I’d only had Ethiopian food once in DC, but I instantaneously loved two things about it: the spicy nature of the foods, and the fact that eating with ones hands was not only allowed … but mandatory. Some friends and I opted to try Awash, a restaurant with one location downtown in the East Village (where we went) and one further uptown, close to Columbia University.
We wanted to start off with the chicken sambusas, but they were out of them, so meat sambusas it was. Sambusas are pastry shells filled with spiced chopped beef. The flavor of the meat was spicy, but not spicy-hot, more of a flavor-intense spicy. Honestly, it was the highlight of the meal. I would definitely say don’t skip on appetizers here.
We also wanted to try their honey wine, which is the Ethiopian specialty. The staff was great and let us sample both types before choosing which one to purchase. The red was almost a rose and seemed a bit too strong to pair with spicy foods. The white honey wine was crisp and sweet without being too sweet, so we went with that one. Perfect and very unique. Highly recommend.

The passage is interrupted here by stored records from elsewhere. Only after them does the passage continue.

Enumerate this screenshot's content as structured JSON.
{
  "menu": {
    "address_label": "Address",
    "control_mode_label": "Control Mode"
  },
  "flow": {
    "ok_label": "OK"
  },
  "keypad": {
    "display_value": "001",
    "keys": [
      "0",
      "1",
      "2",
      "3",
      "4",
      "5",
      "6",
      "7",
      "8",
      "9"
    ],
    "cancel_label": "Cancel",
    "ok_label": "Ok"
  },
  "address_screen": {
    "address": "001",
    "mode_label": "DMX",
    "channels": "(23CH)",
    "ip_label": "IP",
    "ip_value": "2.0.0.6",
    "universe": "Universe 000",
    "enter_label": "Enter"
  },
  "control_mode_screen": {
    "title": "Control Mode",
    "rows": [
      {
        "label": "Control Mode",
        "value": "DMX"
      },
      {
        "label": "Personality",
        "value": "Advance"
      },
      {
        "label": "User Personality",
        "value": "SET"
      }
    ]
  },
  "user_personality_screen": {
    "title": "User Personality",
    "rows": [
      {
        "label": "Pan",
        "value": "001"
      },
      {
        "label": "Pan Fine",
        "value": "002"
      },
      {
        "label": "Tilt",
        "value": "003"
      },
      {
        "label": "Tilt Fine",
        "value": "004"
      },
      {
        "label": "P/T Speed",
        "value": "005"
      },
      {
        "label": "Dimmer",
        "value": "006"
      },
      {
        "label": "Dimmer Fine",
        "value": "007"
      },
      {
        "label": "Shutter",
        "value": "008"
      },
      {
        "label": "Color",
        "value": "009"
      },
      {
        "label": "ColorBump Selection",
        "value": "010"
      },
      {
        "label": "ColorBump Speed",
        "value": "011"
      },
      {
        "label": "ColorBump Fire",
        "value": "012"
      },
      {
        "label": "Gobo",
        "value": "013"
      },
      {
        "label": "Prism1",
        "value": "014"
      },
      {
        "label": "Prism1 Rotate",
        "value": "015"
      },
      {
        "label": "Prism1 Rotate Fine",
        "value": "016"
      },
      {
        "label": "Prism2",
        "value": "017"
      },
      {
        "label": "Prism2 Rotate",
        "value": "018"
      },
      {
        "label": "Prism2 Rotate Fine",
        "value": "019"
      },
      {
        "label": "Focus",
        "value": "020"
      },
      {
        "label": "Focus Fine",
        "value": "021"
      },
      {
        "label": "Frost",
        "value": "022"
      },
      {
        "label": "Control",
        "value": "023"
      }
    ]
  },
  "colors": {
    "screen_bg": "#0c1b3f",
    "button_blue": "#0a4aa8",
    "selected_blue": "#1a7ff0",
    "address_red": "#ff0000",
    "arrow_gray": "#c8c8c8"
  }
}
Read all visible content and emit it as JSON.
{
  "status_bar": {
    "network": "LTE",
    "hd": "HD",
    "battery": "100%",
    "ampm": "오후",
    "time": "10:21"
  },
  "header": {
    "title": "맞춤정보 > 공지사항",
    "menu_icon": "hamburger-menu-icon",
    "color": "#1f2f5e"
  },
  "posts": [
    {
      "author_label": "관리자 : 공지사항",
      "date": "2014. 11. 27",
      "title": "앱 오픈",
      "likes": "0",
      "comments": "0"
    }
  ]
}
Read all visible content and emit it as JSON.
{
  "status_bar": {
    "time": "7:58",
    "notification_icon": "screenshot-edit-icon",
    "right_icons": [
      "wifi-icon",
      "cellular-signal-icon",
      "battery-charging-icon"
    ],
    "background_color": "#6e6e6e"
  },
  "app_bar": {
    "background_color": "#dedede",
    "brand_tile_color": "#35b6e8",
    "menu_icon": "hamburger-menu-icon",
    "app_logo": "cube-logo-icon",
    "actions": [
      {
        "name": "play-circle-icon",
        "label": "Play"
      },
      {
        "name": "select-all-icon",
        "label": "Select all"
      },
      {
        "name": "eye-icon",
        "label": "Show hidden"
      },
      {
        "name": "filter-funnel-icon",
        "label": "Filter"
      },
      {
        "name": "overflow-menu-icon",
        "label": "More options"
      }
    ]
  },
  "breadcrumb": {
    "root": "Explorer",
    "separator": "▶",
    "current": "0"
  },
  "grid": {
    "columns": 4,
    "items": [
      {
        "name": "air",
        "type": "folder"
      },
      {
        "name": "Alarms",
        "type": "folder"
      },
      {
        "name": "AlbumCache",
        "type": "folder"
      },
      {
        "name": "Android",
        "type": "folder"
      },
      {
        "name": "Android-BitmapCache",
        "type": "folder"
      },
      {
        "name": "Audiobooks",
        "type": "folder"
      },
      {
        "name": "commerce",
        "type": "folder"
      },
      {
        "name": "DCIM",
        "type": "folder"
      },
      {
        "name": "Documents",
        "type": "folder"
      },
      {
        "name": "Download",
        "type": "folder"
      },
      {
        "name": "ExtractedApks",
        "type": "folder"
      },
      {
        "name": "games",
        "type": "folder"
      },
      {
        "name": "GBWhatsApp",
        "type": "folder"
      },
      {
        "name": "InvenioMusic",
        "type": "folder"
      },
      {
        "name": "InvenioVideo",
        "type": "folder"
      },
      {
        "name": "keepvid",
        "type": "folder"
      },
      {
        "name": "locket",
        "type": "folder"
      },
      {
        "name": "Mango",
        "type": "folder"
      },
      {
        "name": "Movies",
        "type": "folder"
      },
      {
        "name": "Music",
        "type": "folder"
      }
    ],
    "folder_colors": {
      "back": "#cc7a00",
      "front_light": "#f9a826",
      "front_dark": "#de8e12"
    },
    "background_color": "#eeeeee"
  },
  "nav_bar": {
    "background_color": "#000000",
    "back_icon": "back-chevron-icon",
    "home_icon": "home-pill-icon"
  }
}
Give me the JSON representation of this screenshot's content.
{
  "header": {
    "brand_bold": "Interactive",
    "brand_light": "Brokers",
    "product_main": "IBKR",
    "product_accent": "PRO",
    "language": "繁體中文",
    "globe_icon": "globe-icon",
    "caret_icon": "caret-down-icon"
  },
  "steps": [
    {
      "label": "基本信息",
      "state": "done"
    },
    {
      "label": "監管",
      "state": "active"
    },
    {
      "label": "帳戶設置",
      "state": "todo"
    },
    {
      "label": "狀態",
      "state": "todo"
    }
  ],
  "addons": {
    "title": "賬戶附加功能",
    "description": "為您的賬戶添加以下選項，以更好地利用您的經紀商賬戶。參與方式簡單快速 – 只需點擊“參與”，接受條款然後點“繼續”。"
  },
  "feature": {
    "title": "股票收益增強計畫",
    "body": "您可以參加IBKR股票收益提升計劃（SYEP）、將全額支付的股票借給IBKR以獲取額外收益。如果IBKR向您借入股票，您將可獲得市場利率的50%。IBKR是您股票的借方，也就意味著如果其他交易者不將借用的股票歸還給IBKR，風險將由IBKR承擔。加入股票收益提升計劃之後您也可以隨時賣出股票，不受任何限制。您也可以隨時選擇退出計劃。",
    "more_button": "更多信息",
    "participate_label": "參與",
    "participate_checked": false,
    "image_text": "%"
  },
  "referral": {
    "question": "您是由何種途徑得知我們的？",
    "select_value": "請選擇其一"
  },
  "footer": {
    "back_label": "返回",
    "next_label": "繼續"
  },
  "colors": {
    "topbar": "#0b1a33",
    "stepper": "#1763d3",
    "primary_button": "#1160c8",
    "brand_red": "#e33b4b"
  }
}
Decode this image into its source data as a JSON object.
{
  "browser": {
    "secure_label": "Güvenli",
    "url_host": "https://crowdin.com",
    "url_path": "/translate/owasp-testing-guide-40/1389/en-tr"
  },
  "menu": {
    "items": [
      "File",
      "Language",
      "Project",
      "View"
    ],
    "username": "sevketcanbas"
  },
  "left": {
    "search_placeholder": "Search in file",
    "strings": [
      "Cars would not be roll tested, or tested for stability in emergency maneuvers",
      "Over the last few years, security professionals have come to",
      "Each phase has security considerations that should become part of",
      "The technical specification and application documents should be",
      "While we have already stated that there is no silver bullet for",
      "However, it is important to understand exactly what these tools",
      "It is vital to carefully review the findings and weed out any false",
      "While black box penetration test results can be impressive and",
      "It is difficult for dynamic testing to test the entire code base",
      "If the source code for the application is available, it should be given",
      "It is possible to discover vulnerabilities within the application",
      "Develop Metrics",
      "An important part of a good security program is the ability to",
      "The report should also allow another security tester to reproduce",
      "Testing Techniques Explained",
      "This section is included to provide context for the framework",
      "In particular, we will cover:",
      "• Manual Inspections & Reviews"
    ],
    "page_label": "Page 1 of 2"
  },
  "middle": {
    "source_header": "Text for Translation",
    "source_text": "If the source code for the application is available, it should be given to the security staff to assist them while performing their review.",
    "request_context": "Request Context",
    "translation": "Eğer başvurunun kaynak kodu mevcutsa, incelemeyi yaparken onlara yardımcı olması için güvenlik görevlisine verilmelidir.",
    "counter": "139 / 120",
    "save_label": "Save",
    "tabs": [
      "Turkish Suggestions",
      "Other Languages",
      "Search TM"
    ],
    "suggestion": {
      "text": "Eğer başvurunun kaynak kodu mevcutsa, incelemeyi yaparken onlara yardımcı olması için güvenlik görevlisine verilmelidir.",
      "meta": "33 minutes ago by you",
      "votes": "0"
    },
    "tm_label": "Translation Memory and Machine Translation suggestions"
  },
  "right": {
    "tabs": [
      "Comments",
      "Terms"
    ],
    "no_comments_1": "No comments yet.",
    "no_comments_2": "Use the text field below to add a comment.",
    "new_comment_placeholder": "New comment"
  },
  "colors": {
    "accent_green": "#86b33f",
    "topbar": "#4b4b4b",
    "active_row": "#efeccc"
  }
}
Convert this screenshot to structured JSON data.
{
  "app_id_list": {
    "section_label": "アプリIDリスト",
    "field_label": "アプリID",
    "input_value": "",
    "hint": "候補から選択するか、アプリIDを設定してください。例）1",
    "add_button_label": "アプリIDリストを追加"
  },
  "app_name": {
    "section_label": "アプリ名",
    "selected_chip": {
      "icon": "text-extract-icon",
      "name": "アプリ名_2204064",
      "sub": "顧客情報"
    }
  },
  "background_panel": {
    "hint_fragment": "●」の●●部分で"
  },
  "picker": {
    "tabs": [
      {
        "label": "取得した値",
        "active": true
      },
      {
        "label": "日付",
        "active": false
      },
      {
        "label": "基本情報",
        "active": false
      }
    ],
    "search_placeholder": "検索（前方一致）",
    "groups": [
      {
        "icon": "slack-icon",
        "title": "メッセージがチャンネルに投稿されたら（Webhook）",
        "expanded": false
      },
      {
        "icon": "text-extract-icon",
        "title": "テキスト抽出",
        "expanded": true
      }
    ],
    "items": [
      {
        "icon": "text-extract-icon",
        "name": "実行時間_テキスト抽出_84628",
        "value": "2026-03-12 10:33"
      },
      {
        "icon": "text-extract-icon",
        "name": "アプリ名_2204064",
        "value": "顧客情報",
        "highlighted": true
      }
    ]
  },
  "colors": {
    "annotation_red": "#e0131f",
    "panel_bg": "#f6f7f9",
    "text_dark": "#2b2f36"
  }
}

For our main course, most of us opted for the combo platter, where you can choose two meats and three vegetables. I went with the gomen (collard greens cooked with onions, garlic, and green peppers) , the shiro (crowned chick peas, mildly spiced, cooked with chopped onions and tomatoes) and the yatakilt alicha (cabbage, carrots, potatoes, seasoned with peppers, onions, and garlic). The collard greens and the chickpea dish were definitely the best, especially when smooshed into some injera, that fabulous spongy bread that is plentifully brought out throughout the meal. Love injera.
For my meats, I wanted to do one chicken and one lamb. For chicken, I tried the Doro Alicha, which was chicken cooked in kibe (an herb butter), onions, and green peppers. For lamb, I elected to try the Yebeg Alicha Fitfit, which was lamb also cooked in butter with onions and green peppers. I did not care for the lamb. I rarely eat lamb so on the occasions when I do I find its distinct flavor a real treat. Here, however, I found the meat to be fatty and not very flavorful at all. Similarly, the chicken was good, but I found I was mixing it in with my vegetables as I smooshed it into my injera, so I wouldn’t say it would be my choice either for next time. I’d recommend the Bozena Shiro, which is spicy ground beef with roasted yellow split peas cooked in their traditional berbere sauce. I just wanted to steal all of my friend’s since it was much better than my selection.
There weren’t really desserts available. I’d suggest a stroll around the corner to Butter Lane for a cupcake. The chocolate cake with espresso icing is my current favorite…
Awash – 228 East 6th Street (Between 1st/2nd Ave) – 212.982.9589